Your instructions:
Once you find the line containing "Give me the", set down exactly that line and every one after it through the end of the listing below, with both ends included and any pictures omitted.

Provided entries:
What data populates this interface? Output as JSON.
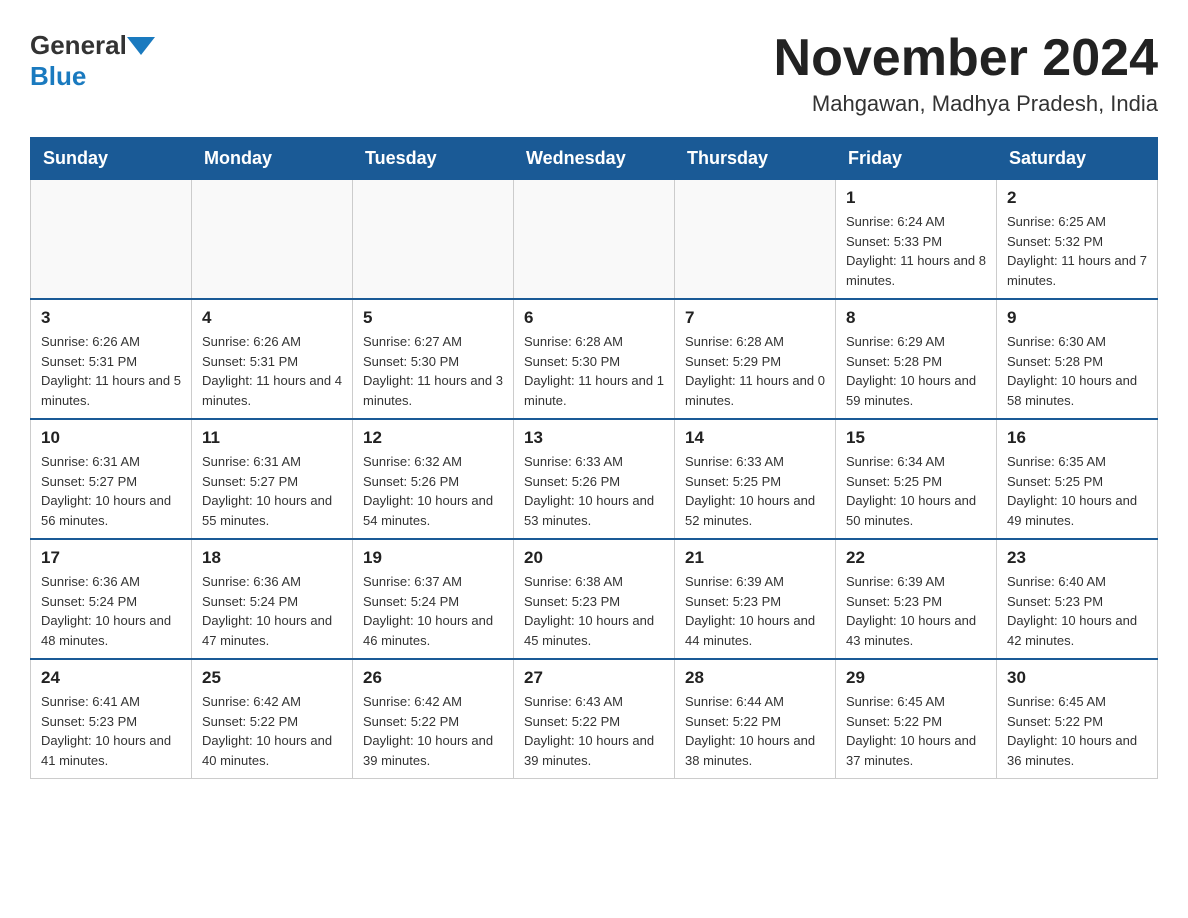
{
  "logo": {
    "general": "General",
    "blue": "Blue"
  },
  "title": "November 2024",
  "location": "Mahgawan, Madhya Pradesh, India",
  "headers": [
    "Sunday",
    "Monday",
    "Tuesday",
    "Wednesday",
    "Thursday",
    "Friday",
    "Saturday"
  ],
  "weeks": [
    [
      {
        "day": "",
        "info": ""
      },
      {
        "day": "",
        "info": ""
      },
      {
        "day": "",
        "info": ""
      },
      {
        "day": "",
        "info": ""
      },
      {
        "day": "",
        "info": ""
      },
      {
        "day": "1",
        "info": "Sunrise: 6:24 AM\nSunset: 5:33 PM\nDaylight: 11 hours and 8 minutes."
      },
      {
        "day": "2",
        "info": "Sunrise: 6:25 AM\nSunset: 5:32 PM\nDaylight: 11 hours and 7 minutes."
      }
    ],
    [
      {
        "day": "3",
        "info": "Sunrise: 6:26 AM\nSunset: 5:31 PM\nDaylight: 11 hours and 5 minutes."
      },
      {
        "day": "4",
        "info": "Sunrise: 6:26 AM\nSunset: 5:31 PM\nDaylight: 11 hours and 4 minutes."
      },
      {
        "day": "5",
        "info": "Sunrise: 6:27 AM\nSunset: 5:30 PM\nDaylight: 11 hours and 3 minutes."
      },
      {
        "day": "6",
        "info": "Sunrise: 6:28 AM\nSunset: 5:30 PM\nDaylight: 11 hours and 1 minute."
      },
      {
        "day": "7",
        "info": "Sunrise: 6:28 AM\nSunset: 5:29 PM\nDaylight: 11 hours and 0 minutes."
      },
      {
        "day": "8",
        "info": "Sunrise: 6:29 AM\nSunset: 5:28 PM\nDaylight: 10 hours and 59 minutes."
      },
      {
        "day": "9",
        "info": "Sunrise: 6:30 AM\nSunset: 5:28 PM\nDaylight: 10 hours and 58 minutes."
      }
    ],
    [
      {
        "day": "10",
        "info": "Sunrise: 6:31 AM\nSunset: 5:27 PM\nDaylight: 10 hours and 56 minutes."
      },
      {
        "day": "11",
        "info": "Sunrise: 6:31 AM\nSunset: 5:27 PM\nDaylight: 10 hours and 55 minutes."
      },
      {
        "day": "12",
        "info": "Sunrise: 6:32 AM\nSunset: 5:26 PM\nDaylight: 10 hours and 54 minutes."
      },
      {
        "day": "13",
        "info": "Sunrise: 6:33 AM\nSunset: 5:26 PM\nDaylight: 10 hours and 53 minutes."
      },
      {
        "day": "14",
        "info": "Sunrise: 6:33 AM\nSunset: 5:25 PM\nDaylight: 10 hours and 52 minutes."
      },
      {
        "day": "15",
        "info": "Sunrise: 6:34 AM\nSunset: 5:25 PM\nDaylight: 10 hours and 50 minutes."
      },
      {
        "day": "16",
        "info": "Sunrise: 6:35 AM\nSunset: 5:25 PM\nDaylight: 10 hours and 49 minutes."
      }
    ],
    [
      {
        "day": "17",
        "info": "Sunrise: 6:36 AM\nSunset: 5:24 PM\nDaylight: 10 hours and 48 minutes."
      },
      {
        "day": "18",
        "info": "Sunrise: 6:36 AM\nSunset: 5:24 PM\nDaylight: 10 hours and 47 minutes."
      },
      {
        "day": "19",
        "info": "Sunrise: 6:37 AM\nSunset: 5:24 PM\nDaylight: 10 hours and 46 minutes."
      },
      {
        "day": "20",
        "info": "Sunrise: 6:38 AM\nSunset: 5:23 PM\nDaylight: 10 hours and 45 minutes."
      },
      {
        "day": "21",
        "info": "Sunrise: 6:39 AM\nSunset: 5:23 PM\nDaylight: 10 hours and 44 minutes."
      },
      {
        "day": "22",
        "info": "Sunrise: 6:39 AM\nSunset: 5:23 PM\nDaylight: 10 hours and 43 minutes."
      },
      {
        "day": "23",
        "info": "Sunrise: 6:40 AM\nSunset: 5:23 PM\nDaylight: 10 hours and 42 minutes."
      }
    ],
    [
      {
        "day": "24",
        "info": "Sunrise: 6:41 AM\nSunset: 5:23 PM\nDaylight: 10 hours and 41 minutes."
      },
      {
        "day": "25",
        "info": "Sunrise: 6:42 AM\nSunset: 5:22 PM\nDaylight: 10 hours and 40 minutes."
      },
      {
        "day": "26",
        "info": "Sunrise: 6:42 AM\nSunset: 5:22 PM\nDaylight: 10 hours and 39 minutes."
      },
      {
        "day": "27",
        "info": "Sunrise: 6:43 AM\nSunset: 5:22 PM\nDaylight: 10 hours and 39 minutes."
      },
      {
        "day": "28",
        "info": "Sunrise: 6:44 AM\nSunset: 5:22 PM\nDaylight: 10 hours and 38 minutes."
      },
      {
        "day": "29",
        "info": "Sunrise: 6:45 AM\nSunset: 5:22 PM\nDaylight: 10 hours and 37 minutes."
      },
      {
        "day": "30",
        "info": "Sunrise: 6:45 AM\nSunset: 5:22 PM\nDaylight: 10 hours and 36 minutes."
      }
    ]
  ]
}
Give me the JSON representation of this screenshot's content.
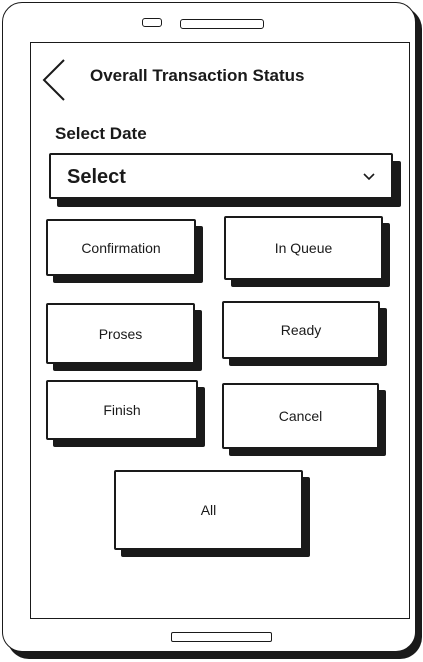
{
  "header": {
    "back_icon": "chevron-left-icon",
    "title": "Overall Transaction Status"
  },
  "date_filter": {
    "label": "Select Date",
    "value": "Select",
    "chevron_icon": "chevron-down-icon"
  },
  "statuses": {
    "confirmation": "Confirmation",
    "in_queue": "In Queue",
    "proses": "Proses",
    "ready": "Ready",
    "finish": "Finish",
    "cancel": "Cancel",
    "all": "All"
  },
  "colors": {
    "ink": "#1a1a1a",
    "background": "#ffffff"
  }
}
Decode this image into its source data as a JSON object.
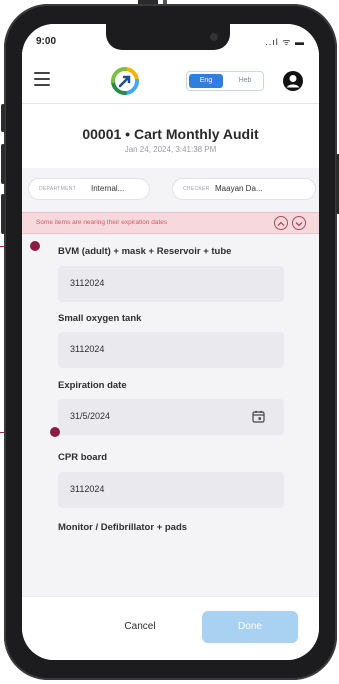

Expected output:
Give me the JSON representation of this screenshot's content.
{
  "header": {
    "back_icon": "chevron-left-icon",
    "title": "Overall Transaction Status"
  },
  "date_filter": {
    "label": "Select Date",
    "value": "Select",
    "chevron_icon": "chevron-down-icon"
  },
  "statuses": {
    "confirmation": "Confirmation",
    "in_queue": "In Queue",
    "proses": "Proses",
    "ready": "Ready",
    "finish": "Finish",
    "cancel": "Cancel",
    "all": "All"
  },
  "colors": {
    "ink": "#1a1a1a",
    "background": "#ffffff"
  }
}
Decode this image into its source data as a JSON object.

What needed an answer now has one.